The dangers of a contested application to amend particulars of claim were highlighted in the recent case of Ward v Associated Newspapers Ltd. This case offers a helpful reminder for practitioners to carefully consider the extent to which it is reasonable to spend time and resources on contested interlocutory applications.
In a recent judgment, the Solicitors Regulation Authority (SRA) failed to recover £354,000 from a solicitor in intervention costs in what is an important ruling when considering the use of res judicata and abuse of process. Mr Hugh Sims QC, sitting as a deputy High Court judge in The Law Society v Dua and another was … Continue reading Res judicata and abuse of process challenges involving third parties
The defence of illegality has long been considered available to negligent practitioners where an underlying fraud has been committed by their clients, but the courts have shown they are no longer willing to let lawyers or their insurers use it as a get out of jail free card. In a unanimous judgment handed down by … Continue reading Supreme Court weighs in on fraud tainted negligence claims
Many of us are aware of the ongoing litigation in the Financial Conduct Authority‘s (FCA) business interruption (BI) insurance test case (FCA v Arch Insurance (UK) Ltd and others). But what are the next steps for this fundamentally important case for thousands of businesses across the UK, and what are the potential implications of the … Continue reading Implications of recent developments in the FCA test case

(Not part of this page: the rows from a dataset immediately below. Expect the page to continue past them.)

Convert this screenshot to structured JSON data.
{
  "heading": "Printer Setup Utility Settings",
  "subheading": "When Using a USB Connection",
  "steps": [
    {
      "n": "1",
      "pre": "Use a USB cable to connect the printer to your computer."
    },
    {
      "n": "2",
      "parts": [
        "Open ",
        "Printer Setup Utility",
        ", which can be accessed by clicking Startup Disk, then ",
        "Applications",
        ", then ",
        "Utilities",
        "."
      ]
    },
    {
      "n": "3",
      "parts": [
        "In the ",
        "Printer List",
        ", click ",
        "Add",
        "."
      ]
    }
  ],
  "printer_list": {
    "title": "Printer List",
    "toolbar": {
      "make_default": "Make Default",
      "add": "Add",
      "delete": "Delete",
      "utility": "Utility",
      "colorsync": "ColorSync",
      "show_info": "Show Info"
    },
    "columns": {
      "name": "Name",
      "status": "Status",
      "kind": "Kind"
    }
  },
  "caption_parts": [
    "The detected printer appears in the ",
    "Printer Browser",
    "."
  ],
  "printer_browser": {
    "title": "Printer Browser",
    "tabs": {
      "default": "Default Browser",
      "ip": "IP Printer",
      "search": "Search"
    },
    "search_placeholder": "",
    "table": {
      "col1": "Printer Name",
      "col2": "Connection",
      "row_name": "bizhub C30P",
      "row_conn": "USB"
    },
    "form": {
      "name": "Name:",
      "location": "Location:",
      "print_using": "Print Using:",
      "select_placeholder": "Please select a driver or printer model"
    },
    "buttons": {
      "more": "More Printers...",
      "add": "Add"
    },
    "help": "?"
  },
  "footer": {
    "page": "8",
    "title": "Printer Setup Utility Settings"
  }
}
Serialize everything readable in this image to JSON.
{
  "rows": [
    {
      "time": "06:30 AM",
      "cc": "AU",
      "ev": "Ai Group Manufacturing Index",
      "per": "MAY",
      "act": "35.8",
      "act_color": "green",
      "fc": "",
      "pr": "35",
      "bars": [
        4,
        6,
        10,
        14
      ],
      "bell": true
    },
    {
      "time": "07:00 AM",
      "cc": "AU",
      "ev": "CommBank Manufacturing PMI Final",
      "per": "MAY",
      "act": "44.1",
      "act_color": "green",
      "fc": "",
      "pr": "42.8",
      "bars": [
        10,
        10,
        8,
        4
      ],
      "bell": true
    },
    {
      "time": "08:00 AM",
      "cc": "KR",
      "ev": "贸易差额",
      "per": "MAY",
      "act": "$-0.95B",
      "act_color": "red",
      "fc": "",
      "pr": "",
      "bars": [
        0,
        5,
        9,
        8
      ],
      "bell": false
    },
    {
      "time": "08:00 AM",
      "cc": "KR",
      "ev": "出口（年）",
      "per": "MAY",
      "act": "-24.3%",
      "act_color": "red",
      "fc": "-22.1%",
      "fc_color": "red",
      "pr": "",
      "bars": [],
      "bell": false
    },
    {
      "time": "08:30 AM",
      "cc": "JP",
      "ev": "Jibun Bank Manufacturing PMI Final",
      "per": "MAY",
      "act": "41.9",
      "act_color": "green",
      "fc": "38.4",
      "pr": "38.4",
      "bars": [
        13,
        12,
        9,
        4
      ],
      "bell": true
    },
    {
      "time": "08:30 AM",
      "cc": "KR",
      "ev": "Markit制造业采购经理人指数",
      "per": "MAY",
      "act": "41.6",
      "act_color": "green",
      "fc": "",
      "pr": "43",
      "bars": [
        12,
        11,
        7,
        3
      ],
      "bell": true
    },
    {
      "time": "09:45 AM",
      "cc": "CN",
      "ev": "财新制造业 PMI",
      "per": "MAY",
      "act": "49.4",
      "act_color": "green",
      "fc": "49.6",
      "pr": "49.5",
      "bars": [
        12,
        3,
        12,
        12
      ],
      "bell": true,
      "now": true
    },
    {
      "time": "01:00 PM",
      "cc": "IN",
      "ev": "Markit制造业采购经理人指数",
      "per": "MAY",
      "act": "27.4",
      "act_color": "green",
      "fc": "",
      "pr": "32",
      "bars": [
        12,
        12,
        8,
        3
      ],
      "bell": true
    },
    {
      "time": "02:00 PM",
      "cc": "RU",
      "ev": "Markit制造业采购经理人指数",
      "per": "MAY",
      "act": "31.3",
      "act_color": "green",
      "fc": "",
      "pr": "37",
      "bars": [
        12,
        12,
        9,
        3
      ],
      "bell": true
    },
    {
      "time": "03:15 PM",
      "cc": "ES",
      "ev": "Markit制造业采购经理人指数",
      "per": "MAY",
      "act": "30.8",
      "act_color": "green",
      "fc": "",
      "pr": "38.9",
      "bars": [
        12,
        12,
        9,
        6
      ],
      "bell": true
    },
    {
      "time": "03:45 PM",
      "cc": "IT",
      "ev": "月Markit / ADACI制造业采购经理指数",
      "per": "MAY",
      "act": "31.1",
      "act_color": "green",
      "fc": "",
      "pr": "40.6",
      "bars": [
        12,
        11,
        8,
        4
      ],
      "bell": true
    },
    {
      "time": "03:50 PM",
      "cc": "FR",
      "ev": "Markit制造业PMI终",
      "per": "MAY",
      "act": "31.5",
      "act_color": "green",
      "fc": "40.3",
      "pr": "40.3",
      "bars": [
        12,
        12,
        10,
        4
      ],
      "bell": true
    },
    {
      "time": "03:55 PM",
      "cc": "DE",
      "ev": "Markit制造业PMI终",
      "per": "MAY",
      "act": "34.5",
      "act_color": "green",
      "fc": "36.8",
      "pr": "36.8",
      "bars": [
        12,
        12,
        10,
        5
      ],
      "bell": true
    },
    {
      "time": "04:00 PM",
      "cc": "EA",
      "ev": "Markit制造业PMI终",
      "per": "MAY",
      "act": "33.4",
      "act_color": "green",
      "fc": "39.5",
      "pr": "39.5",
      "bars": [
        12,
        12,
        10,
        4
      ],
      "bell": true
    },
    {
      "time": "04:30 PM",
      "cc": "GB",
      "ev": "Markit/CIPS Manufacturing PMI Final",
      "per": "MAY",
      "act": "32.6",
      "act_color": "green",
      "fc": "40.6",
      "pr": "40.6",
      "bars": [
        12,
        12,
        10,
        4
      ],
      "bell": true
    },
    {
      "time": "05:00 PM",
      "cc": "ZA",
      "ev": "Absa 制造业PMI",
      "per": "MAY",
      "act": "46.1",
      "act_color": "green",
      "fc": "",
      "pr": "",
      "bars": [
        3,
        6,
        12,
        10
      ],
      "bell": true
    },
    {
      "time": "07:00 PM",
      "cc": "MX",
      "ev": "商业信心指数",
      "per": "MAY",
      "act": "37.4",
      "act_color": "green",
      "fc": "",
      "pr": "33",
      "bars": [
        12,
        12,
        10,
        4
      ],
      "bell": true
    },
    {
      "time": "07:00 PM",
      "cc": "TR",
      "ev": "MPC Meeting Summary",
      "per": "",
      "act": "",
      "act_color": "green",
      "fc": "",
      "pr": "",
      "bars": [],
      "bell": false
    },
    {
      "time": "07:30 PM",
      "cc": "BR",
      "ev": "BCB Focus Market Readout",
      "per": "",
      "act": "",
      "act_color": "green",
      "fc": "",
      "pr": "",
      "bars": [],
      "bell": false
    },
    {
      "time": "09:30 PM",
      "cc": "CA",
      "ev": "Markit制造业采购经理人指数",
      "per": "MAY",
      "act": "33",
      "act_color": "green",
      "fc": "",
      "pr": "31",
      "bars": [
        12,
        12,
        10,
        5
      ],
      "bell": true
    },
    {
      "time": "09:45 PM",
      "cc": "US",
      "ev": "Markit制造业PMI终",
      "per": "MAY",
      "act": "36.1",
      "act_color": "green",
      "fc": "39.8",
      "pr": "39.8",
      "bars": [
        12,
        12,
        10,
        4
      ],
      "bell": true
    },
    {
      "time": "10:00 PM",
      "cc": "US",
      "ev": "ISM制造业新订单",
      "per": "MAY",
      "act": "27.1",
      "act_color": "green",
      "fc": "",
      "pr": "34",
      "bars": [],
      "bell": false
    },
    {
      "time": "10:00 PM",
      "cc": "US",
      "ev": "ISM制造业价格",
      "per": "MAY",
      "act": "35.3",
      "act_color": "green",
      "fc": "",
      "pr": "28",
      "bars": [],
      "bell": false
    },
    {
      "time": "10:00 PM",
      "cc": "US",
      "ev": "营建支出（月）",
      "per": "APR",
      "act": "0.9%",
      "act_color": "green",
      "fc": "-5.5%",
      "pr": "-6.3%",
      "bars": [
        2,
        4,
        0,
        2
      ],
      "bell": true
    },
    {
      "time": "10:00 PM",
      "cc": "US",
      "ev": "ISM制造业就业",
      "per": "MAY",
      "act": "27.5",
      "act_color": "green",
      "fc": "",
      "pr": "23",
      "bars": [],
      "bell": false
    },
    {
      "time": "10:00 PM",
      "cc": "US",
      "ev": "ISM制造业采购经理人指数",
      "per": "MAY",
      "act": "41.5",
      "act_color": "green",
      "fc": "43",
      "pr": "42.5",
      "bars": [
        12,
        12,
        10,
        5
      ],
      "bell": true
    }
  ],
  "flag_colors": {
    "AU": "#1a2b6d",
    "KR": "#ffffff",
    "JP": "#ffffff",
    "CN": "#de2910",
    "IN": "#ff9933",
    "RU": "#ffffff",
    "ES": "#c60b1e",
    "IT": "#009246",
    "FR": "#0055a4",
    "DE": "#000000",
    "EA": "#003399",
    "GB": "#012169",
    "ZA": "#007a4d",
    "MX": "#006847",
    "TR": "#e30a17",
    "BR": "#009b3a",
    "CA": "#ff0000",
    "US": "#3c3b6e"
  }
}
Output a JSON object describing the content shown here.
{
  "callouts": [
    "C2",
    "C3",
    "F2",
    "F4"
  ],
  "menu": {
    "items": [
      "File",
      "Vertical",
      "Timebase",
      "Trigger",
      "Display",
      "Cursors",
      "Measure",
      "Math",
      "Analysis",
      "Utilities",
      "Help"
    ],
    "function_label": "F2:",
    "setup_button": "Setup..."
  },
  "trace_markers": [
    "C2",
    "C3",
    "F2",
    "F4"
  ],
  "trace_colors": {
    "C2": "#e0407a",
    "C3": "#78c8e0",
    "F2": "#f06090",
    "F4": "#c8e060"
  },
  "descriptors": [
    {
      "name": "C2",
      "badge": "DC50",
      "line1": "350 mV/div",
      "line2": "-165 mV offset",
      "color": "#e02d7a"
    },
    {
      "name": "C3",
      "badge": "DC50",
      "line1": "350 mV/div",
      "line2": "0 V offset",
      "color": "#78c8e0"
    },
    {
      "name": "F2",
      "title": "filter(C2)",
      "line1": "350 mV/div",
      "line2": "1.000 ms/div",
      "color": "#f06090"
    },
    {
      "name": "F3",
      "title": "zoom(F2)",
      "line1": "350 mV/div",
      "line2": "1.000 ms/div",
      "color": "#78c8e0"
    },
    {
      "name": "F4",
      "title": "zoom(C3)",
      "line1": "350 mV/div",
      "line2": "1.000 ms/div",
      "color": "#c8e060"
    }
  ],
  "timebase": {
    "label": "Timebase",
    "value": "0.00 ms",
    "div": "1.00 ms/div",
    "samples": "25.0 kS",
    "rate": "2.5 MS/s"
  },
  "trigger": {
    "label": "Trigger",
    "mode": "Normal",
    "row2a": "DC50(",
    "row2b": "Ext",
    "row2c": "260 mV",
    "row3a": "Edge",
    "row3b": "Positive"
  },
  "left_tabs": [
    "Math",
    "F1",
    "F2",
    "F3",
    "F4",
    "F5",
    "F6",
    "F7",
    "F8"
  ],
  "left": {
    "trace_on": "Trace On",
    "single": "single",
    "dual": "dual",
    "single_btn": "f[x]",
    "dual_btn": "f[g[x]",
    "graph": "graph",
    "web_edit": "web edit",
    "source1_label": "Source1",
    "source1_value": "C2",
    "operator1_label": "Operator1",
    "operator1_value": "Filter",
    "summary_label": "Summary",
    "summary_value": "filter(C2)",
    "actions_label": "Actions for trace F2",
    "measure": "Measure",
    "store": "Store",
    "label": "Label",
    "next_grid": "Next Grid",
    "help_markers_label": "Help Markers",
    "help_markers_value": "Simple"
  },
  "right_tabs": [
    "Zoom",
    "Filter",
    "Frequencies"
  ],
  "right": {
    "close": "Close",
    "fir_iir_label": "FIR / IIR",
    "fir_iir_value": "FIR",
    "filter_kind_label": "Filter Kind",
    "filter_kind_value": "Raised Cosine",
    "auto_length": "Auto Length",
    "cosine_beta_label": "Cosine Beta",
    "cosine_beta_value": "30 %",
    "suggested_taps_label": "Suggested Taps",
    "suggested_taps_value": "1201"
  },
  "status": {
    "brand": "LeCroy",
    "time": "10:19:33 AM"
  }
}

The decision in Stanley v London Borough of Tower Hamlets arose out of circumstances at a very specific point in time that may not be exactly replicated. The claimant attempted to effect service on the defendant just two days after the national lockdown was announced. Businesses across the country had to adapt to an unprecedented … Continue reading Service in the time of a pandemic: Stanley v London Borough of Tower Hamlets